*Franciscan Fathers. "An Ethnologic Dictionary of the Navaho Language". Saint Michaels, Arizona: Navajo Indian Mission (1910.
*Haddon, Alfred C. "The Study of Man". New York: G.P. Putnam's Sons (1898).
*Kroeber, A.L. "Ethnology of the Gros Ventre", "Anthropological Papers of the American Museum of Natural History" pp. 145-283. New York: Published by Order of the Trustees (1908).
*Powell, J.W. (Director). "Ninth Annual Report of the Bureau of Ethnology to the Secretary of the Smithsonian Institution 1887-'88". Washington, D.C.: Government Printing Office (1892).
Wikimedia Foundation. 2010.
Look at other dictionaries:
Bullroarer — may refer to the following:*Bullroarer (music), a ritual sound instrument * Bullroarer (song), a song on Midnight Oil s Diesel and Dust CD *Bandobras Took, called Bullroarer , a hobbit from J. R. R. Tolkien s writings … Wikipedia
Navajo music — Indigenous music of North America: Topics Native American/First Nations Chicken scratch Ghost Dance Hip hop Native American flute Peyote song Pow wow Tribal … Wikipedia
Buzzer (whirligig) — A buzzer (buzz, bullroarer, button on a string), is an ancient mechanical device used for ceremonial purposes and as a toy.

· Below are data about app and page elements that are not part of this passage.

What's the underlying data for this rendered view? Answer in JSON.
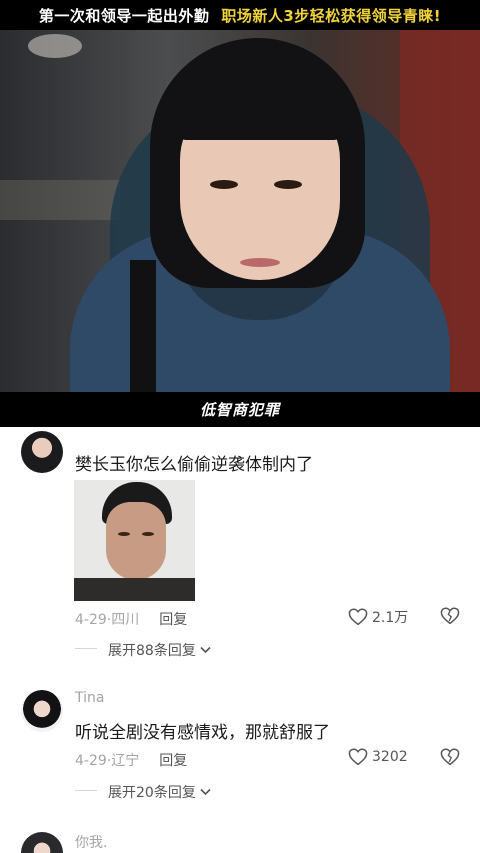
{
  "video": {
    "title_white": "第一次和领导一起出外勤",
    "title_yellow": "职场新人3步轻松获得领导青睐!",
    "watermark": "低智商犯罪"
  },
  "comments": [
    {
      "username": "",
      "text": "樊长玉你怎么偷偷逆袭体制内了",
      "date": "4-29",
      "location": "四川",
      "reply_label": "回复",
      "likes": "2.1万",
      "expand": "展开88条回复",
      "has_image": true
    },
    {
      "username": "Tina",
      "text": "听说全剧没有感情戏，那就舒服了",
      "date": "4-29",
      "location": "辽宁",
      "reply_label": "回复",
      "likes": "3202",
      "expand": "展开20条回复"
    },
    {
      "username": "你我."
    }
  ],
  "colors": {
    "banner_yellow": "#f0d33a",
    "meta_gray": "#a5a5a5"
  }
}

It is constructed by centering an object at the midpoint of a cord or thong and winding the cord while holding the ends… … Wikipedia

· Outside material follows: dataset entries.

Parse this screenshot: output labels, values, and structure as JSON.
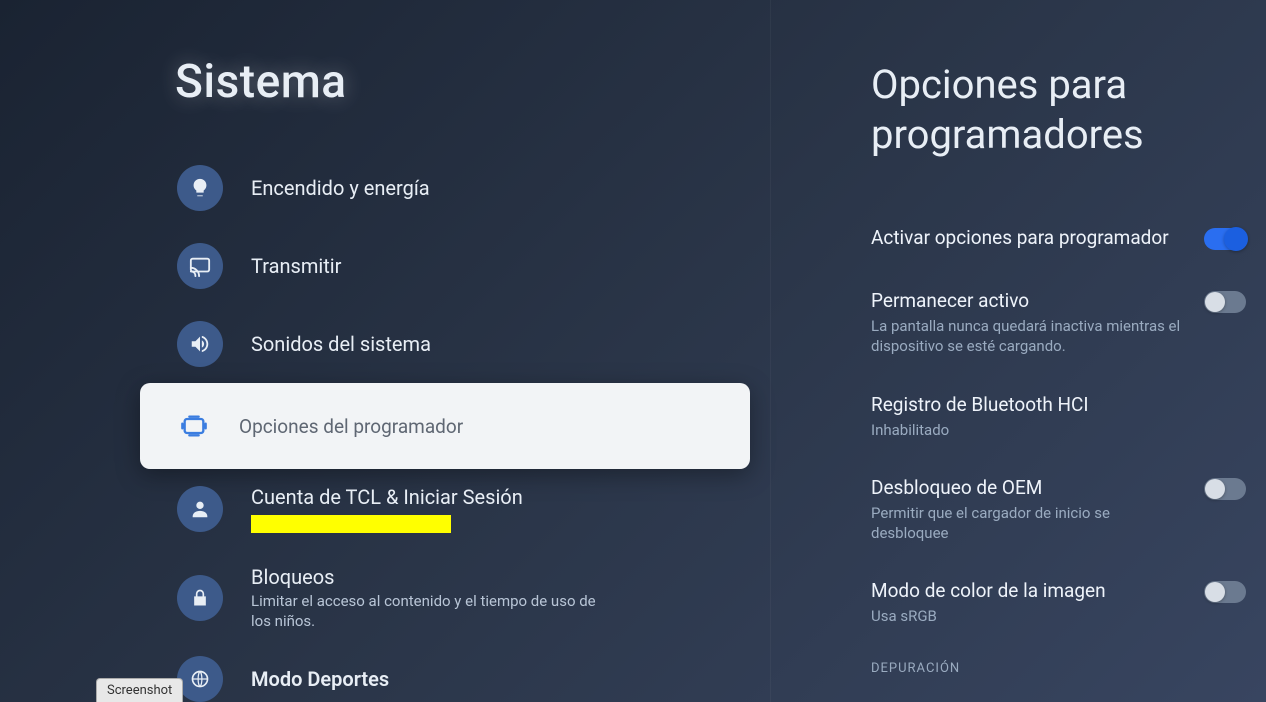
{
  "left": {
    "title": "Sistema",
    "items": [
      {
        "icon": "bulb",
        "label": "Encendido y energía",
        "sub": ""
      },
      {
        "icon": "cast",
        "label": "Transmitir",
        "sub": ""
      },
      {
        "icon": "sound",
        "label": "Sonidos del sistema",
        "sub": ""
      },
      {
        "icon": "dev",
        "label": "Opciones del programador",
        "sub": "",
        "selected": true
      },
      {
        "icon": "person",
        "label": "Cuenta de TCL & Iniciar Sesión",
        "sub": "",
        "redacted": true
      },
      {
        "icon": "lock",
        "label": "Bloqueos",
        "sub": "Limitar el acceso al contenido y el tiempo de uso de los niños."
      },
      {
        "icon": "sports",
        "label": "Modo Deportes",
        "sub": ""
      }
    ]
  },
  "right": {
    "title": "Opciones para programadores",
    "options": [
      {
        "label": "Activar opciones para programador",
        "sub": "",
        "toggle": "on"
      },
      {
        "label": "Permanecer activo",
        "sub": "La pantalla nunca quedará inactiva mientras el dispositivo se esté cargando.",
        "toggle": "off"
      },
      {
        "label": "Registro de Bluetooth HCI",
        "sub": "Inhabilitado",
        "toggle": null
      },
      {
        "label": "Desbloqueo de OEM",
        "sub": "Permitir que el cargador de inicio se desbloquee",
        "toggle": "off"
      },
      {
        "label": "Modo de color de la imagen",
        "sub": "Usa sRGB",
        "toggle": "off"
      }
    ],
    "section": "DEPURACIÓN"
  },
  "badge": "Screenshot"
}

Diesel and Dust — Studio album by Midnight Oil Released August 1987 Recorded Albert St … Wikipedia
List of Middle-earth Orcs — For original Orcs from the New Line films, see List of original characters in The Lord of the Rings film trilogy. The following is a list of Orcs of Middle earth, created by fantasy author J. R. R. Tolkien and considered to be part of the Middle… … Wikipedia
Musical instrument — A musical instrument is a device created or adapted for the purpose of making musical sounds. In principle, any object that produces sound can serve as a musical instrument it is through purpose that the object becomes a musical instrument. The… … Wikipedia
Midnight Oil — at Manly Leagues Club, 2005 Background information Origin Sydney, Australia … Wikipedia
Musique amérindienne — La musique amérindienne est celle pratiquée par les peuples premiers vivant en Amérique. Aussi appelés « Indiens », les Amérindiens sont les peuples autochtones dont la présence précède toute colonisation occidentale. Organisés en… … Wikipédia en Français
List of Middle-earth wars and battles — J. R. R. Tolkien s Middle earth fantasy writings include many wars and battles set in the lands of Aman, Beleriand, Númenor, and Middle earth. These are related in his various books such as The Hobbit and The Lord of the Rings, and The… … Wikipedia
'Crocodile' Dundee II — Crocodile Dundee 2 Crocodile Dundee 2 est un film australien réalisé par Simon Wincer et sorti le 26 octobre 1988. Sommaire 1 Synopsis 2 Fiche technique 3 Distribution 4 Récompenses … Wikipédia en Français